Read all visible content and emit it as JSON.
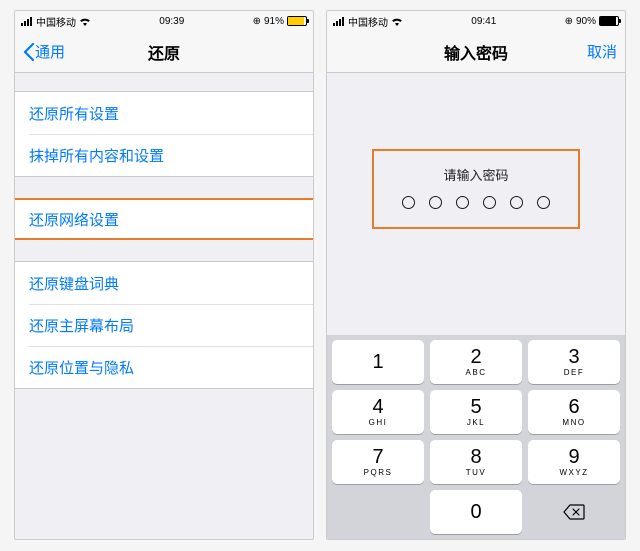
{
  "left": {
    "status": {
      "carrier": "中国移动",
      "time": "09:39",
      "battery": "91%"
    },
    "nav": {
      "back": "通用",
      "title": "还原"
    },
    "groups": [
      {
        "rows": [
          "还原所有设置",
          "抹掉所有内容和设置"
        ]
      },
      {
        "rows": [
          "还原网络设置"
        ],
        "highlight": 0
      },
      {
        "rows": [
          "还原键盘词典",
          "还原主屏幕布局",
          "还原位置与隐私"
        ]
      }
    ]
  },
  "right": {
    "status": {
      "carrier": "中国移动",
      "time": "09:41",
      "battery": "90%"
    },
    "nav": {
      "title": "输入密码",
      "cancel": "取消"
    },
    "prompt": "请输入密码",
    "keypad": [
      {
        "n": "1",
        "s": ""
      },
      {
        "n": "2",
        "s": "ABC"
      },
      {
        "n": "3",
        "s": "DEF"
      },
      {
        "n": "4",
        "s": "GHI"
      },
      {
        "n": "5",
        "s": "JKL"
      },
      {
        "n": "6",
        "s": "MNO"
      },
      {
        "n": "7",
        "s": "PQRS"
      },
      {
        "n": "8",
        "s": "TUV"
      },
      {
        "n": "9",
        "s": "WXYZ"
      },
      {
        "blank": true
      },
      {
        "n": "0",
        "s": ""
      },
      {
        "del": true
      }
    ]
  }
}
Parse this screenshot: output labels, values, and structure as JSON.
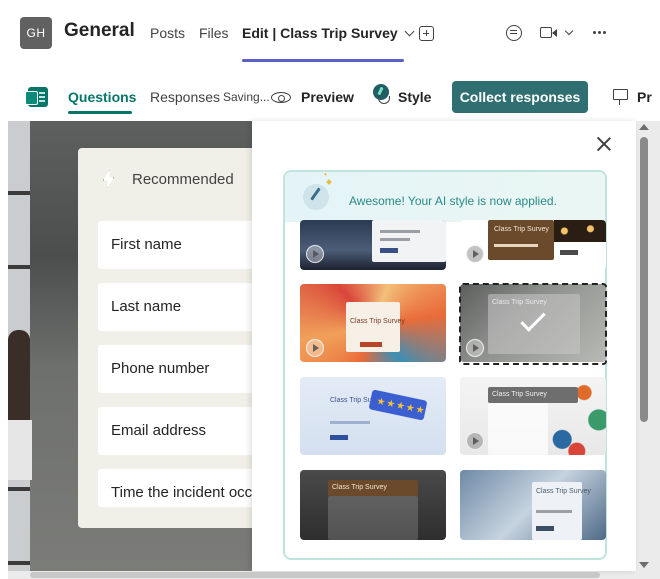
{
  "header": {
    "avatar_initials": "GH",
    "channel_title": "General",
    "tabs": [
      {
        "label": "Posts"
      },
      {
        "label": "Files"
      },
      {
        "label": "Edit | Class Trip Survey"
      }
    ]
  },
  "forms_toolbar": {
    "tabs": [
      {
        "label": "Questions"
      },
      {
        "label": "Responses"
      }
    ],
    "saving_status": "Saving...",
    "preview_label": "Preview",
    "style_label": "Style",
    "collect_label": "Collect responses",
    "present_label": "Pr"
  },
  "form": {
    "section_label": "Recommended",
    "fields": [
      {
        "label": "First name"
      },
      {
        "label": "Last name"
      },
      {
        "label": "Phone number"
      },
      {
        "label": "Email address"
      },
      {
        "label": "Time the incident occurred"
      }
    ]
  },
  "style_panel": {
    "ai_message": "Awesome! Your AI style is now applied.",
    "themes": [
      {
        "title": ""
      },
      {
        "title": "Class Trip Survey"
      },
      {
        "title": "Class Trip Survey"
      },
      {
        "title": "Class Trip Survey",
        "selected": true
      },
      {
        "title": "Class Trip Survey"
      },
      {
        "title": "Class Trip Survey"
      },
      {
        "title": "Class Trip Survey"
      },
      {
        "title": "Class Trip Survey"
      }
    ]
  },
  "colors": {
    "teams_accent": "#5b5fc7",
    "forms_accent": "#077568",
    "collect_button": "#2f6f72",
    "ai_text": "#2a8a86"
  },
  "icons": [
    "more-options-icon",
    "chat-icon",
    "video-call-icon",
    "add-tab-icon",
    "forms-logo-icon",
    "preview-eye-icon",
    "style-palette-icon",
    "present-icon",
    "lightning-icon",
    "close-icon",
    "ai-wand-icon",
    "checkmark-icon",
    "play-icon"
  ]
}
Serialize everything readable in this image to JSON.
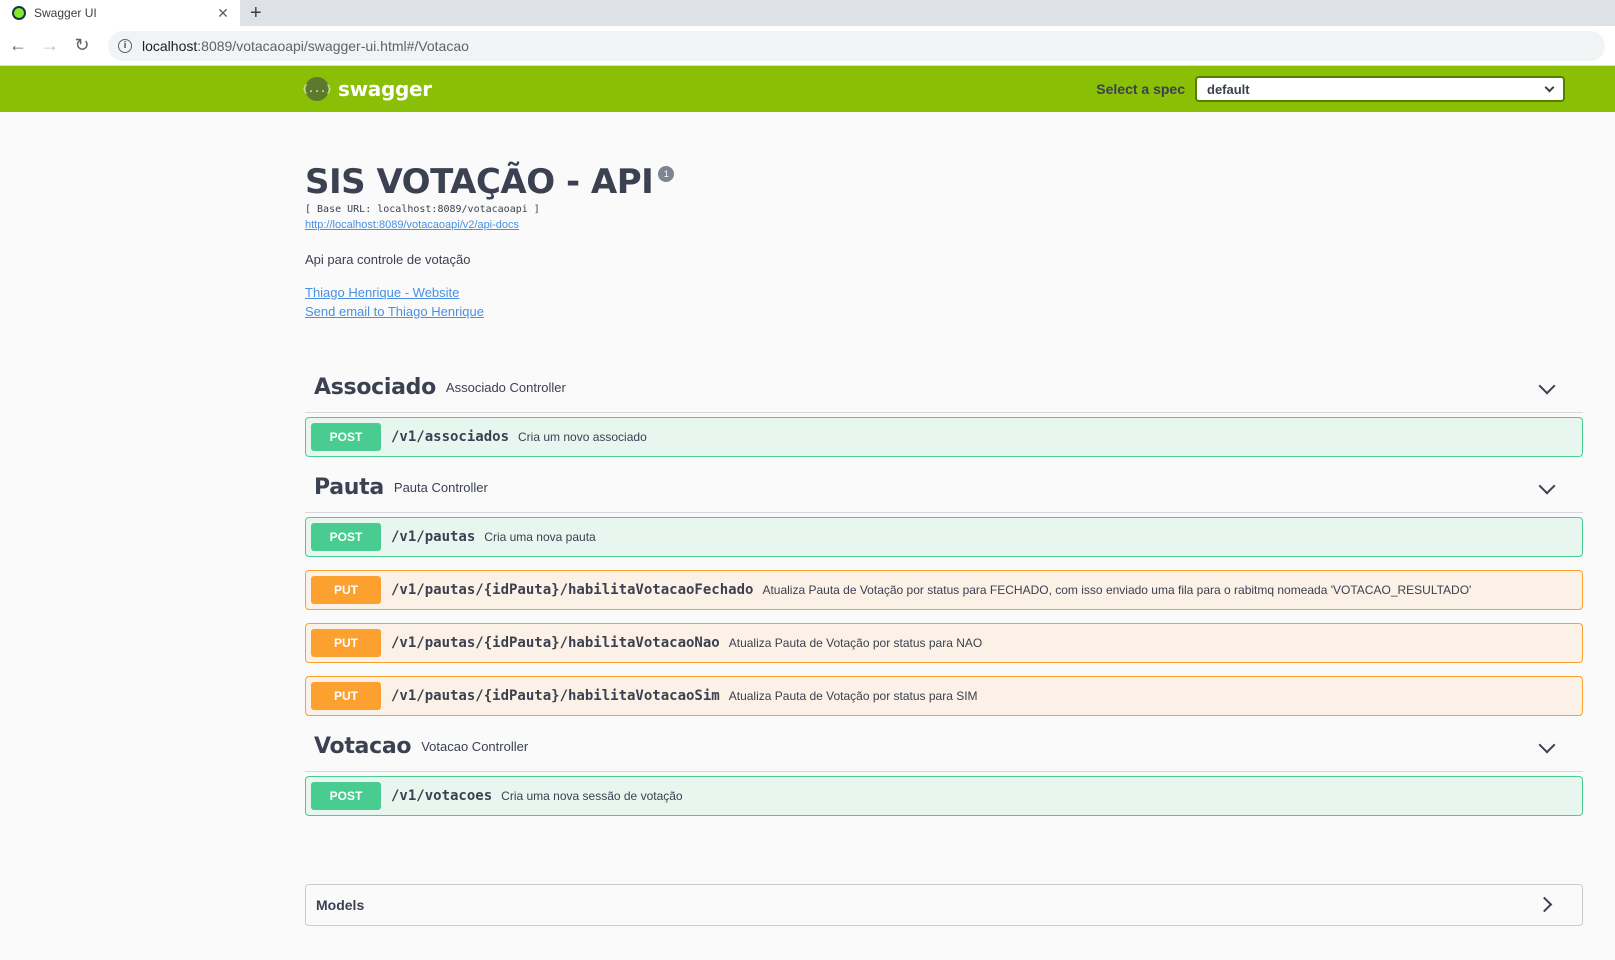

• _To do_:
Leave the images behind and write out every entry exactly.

• _Response to the exercise_:
Read all visible content and emit it as JSON.
{
  "left": {
    "status": {
      "carrier": "中国移动",
      "time": "09:39",
      "battery": "91%"
    },
    "nav": {
      "back": "通用",
      "title": "还原"
    },
    "groups": [
      {
        "rows": [
          "还原所有设置",
          "抹掉所有内容和设置"
        ]
      },
      {
        "rows": [
          "还原网络设置"
        ],
        "highlight": 0
      },
      {
        "rows": [
          "还原键盘词典",
          "还原主屏幕布局",
          "还原位置与隐私"
        ]
      }
    ]
  },
  "right": {
    "status": {
      "carrier": "中国移动",
      "time": "09:41",
      "battery": "90%"
    },
    "nav": {
      "title": "输入密码",
      "cancel": "取消"
    },
    "prompt": "请输入密码",
    "keypad": [
      {
        "n": "1",
        "s": ""
      },
      {
        "n": "2",
        "s": "ABC"
      },
      {
        "n": "3",
        "s": "DEF"
      },
      {
        "n": "4",
        "s": "GHI"
      },
      {
        "n": "5",
        "s": "JKL"
      },
      {
        "n": "6",
        "s": "MNO"
      },
      {
        "n": "7",
        "s": "PQRS"
      },
      {
        "n": "8",
        "s": "TUV"
      },
      {
        "n": "9",
        "s": "WXYZ"
      },
      {
        "blank": true
      },
      {
        "n": "0",
        "s": ""
      },
      {
        "del": true
      }
    ]
  }
}
Parse this screenshot: output labels, values, and structure as JSON.
{
  "header": {
    "avatar_initials": "GH",
    "channel_title": "General",
    "tabs": [
      {
        "label": "Posts"
      },
      {
        "label": "Files"
      },
      {
        "label": "Edit | Class Trip Survey"
      }
    ]
  },
  "forms_toolbar": {
    "tabs": [
      {
        "label": "Questions"
      },
      {
        "label": "Responses"
      }
    ],
    "saving_status": "Saving...",
    "preview_label": "Preview",
    "style_label": "Style",
    "collect_label": "Collect responses",
    "present_label": "Pr"
  },
  "form": {
    "section_label": "Recommended",
    "fields": [
      {
        "label": "First name"
      },
      {
        "label": "Last name"
      },
      {
        "label": "Phone number"
      },
      {
        "label": "Email address"
      },
      {
        "label": "Time the incident occurred"
      }
    ]
  },
  "style_panel": {
    "ai_message": "Awesome! Your AI style is now applied.",
    "themes": [
      {
        "title": ""
      },
      {
        "title": "Class Trip Survey"
      },
      {
        "title": "Class Trip Survey"
      },
      {
        "title": "Class Trip Survey",
        "selected": true
      },
      {
        "title": "Class Trip Survey"
      },
      {
        "title": "Class Trip Survey"
      },
      {
        "title": "Class Trip Survey"
      },
      {
        "title": "Class Trip Survey"
      }
    ]
  },
  "colors": {
    "teams_accent": "#5b5fc7",
    "forms_accent": "#077568",
    "collect_button": "#2f6f72",
    "ai_text": "#2a8a86"
  },
  "icons": [
    "more-options-icon",
    "chat-icon",
    "video-call-icon",
    "add-tab-icon",
    "forms-logo-icon",
    "preview-eye-icon",
    "style-palette-icon",
    "present-icon",
    "lightning-icon",
    "close-icon",
    "ai-wand-icon",
    "checkmark-icon",
    "play-icon"
  ]
}
Serialize everything readable in this image to JSON.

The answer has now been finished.